In this class, as we reflect together on your college experience and look ahead to your future, our main theme will be collectivity. We'll approach this shared project philosophically, aiming to widen our understanding of identity, agency, and the pursuit of a meaningful life. We'll explore the ways each of us becomes who we are with and among others, as part of a collective world in various, sometimes conflicting communities. Our reflections on personhood and collectivity will be prompted by readings from philosophy, history, and literature, as well as by discussion of your experiences and college courses.  For written work, there will be two personal memoir essays; an integrative analytical essay; and several ungraded thinking assignments. There will also be an video presentation based on your interview with someone about their life and their work in the world. Open only to senior English majors.
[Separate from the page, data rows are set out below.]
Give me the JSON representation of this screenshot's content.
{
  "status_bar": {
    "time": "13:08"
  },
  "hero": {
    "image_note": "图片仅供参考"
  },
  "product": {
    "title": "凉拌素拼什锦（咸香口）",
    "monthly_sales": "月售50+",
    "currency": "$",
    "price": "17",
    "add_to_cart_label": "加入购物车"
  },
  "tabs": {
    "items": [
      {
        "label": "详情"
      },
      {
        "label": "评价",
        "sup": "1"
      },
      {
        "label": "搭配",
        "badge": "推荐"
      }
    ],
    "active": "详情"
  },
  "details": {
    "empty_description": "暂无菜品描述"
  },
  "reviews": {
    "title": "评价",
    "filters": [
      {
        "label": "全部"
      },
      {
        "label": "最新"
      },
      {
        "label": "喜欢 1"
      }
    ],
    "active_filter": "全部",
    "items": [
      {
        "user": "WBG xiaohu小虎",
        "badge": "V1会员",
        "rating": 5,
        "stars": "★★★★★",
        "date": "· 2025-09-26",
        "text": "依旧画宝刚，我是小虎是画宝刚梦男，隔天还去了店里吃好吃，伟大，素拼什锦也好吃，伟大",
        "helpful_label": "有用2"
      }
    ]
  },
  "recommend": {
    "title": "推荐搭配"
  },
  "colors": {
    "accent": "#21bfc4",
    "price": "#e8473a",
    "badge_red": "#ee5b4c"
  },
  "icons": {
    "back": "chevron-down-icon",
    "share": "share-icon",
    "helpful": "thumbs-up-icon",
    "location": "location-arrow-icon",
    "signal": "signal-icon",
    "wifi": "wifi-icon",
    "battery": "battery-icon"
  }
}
Prerequisite: completion of English 200 and one course from following period distribution: British literature and culture before 1700, British literature and culture after 1700, American literature and culture before 1865, American literature and culture after 1865.

English 499C Honors Thesis Seminar (400+ English elective)(Creative Writing)
Lecture 1         MW 4:00-5:15             Instructor: John Hennessy
Foundations and Departures in Creative Writing: Fiction, Poetry, and Literary Non-Fiction is  a multi-genre, two-semester course in creative writing designed to help students complete a Capstone project within the genre of their choice. Both a class in contemporary literature and a writing workshop, Foundations and Departures will offer students a wide variety of reading assignments and writing exercises from across all three genres. At the end of the first semester students will submit a portfolio of original work; in the second semester students will finish drafting and revising their Capstone projects. Textbooks will include The BreakBeat Poets: New American Poetry in the Age of Hip-Hop, an anthology of contemporary short stories, and non-fiction by Ta-Nehisi Coates, Helene Cooper, Studs Terkel, and Joan Didion.

Interested students should submit a personal statement: 1-2 pages, list and briefly discuss your reading preferences: favorite books, writers, poems, poets, etc.; also, tell me if you are a student in Commonwealth College—some priority will be given to ComColl students, but some of the most successful students in 499 in past years have come from outside Commonwealth College. Also include a writing sample—one complete story or essay, or 5-10 poems. Some combination of poetry and prose is also permitted. SEND TO: by APRIL 26.